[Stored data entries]

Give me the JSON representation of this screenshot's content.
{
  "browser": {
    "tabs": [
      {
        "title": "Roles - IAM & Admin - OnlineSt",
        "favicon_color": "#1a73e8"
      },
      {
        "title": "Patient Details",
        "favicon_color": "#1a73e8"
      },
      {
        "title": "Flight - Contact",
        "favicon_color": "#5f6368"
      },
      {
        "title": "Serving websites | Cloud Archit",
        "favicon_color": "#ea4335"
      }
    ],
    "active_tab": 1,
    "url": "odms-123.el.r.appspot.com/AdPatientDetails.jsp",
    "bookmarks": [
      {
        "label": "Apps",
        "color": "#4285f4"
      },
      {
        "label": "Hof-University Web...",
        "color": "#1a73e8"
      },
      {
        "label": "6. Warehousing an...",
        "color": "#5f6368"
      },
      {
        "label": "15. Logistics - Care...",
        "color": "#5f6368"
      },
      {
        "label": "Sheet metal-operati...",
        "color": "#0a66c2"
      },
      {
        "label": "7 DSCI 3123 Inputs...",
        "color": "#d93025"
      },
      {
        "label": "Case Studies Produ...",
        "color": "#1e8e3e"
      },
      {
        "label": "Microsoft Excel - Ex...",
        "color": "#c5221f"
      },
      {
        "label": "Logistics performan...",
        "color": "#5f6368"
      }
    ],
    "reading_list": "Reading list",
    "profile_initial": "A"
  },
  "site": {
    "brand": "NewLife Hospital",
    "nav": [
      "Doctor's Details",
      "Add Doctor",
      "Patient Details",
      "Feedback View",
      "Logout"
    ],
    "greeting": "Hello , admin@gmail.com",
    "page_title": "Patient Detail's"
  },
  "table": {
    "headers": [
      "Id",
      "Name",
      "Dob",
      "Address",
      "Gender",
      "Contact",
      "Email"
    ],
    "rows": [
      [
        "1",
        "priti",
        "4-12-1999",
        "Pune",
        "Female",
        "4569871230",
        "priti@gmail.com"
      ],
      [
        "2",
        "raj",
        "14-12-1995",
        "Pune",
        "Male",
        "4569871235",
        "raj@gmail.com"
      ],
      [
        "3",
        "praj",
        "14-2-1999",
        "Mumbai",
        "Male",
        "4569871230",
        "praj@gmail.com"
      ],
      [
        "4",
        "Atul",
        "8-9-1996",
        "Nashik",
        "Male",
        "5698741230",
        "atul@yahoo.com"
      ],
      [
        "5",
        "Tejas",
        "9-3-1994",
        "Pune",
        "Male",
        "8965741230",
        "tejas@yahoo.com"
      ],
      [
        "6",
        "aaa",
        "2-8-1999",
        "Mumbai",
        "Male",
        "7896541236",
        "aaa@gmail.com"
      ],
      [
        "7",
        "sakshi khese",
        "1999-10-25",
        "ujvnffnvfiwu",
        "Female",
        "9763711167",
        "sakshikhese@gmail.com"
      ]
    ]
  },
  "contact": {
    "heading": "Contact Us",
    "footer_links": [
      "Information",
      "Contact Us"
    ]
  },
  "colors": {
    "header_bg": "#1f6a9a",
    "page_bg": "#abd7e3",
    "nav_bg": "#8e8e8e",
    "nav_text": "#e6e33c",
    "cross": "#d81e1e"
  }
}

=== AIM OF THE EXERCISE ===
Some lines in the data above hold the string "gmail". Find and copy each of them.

=== SOLUTION ===
    "greeting": "Hello , admin@gmail.com",
        "priti@gmail.com"
        "raj@gmail.com"
        "praj@gmail.com"
        "aaa@gmail.com"
        "sakshikhese@gmail.com"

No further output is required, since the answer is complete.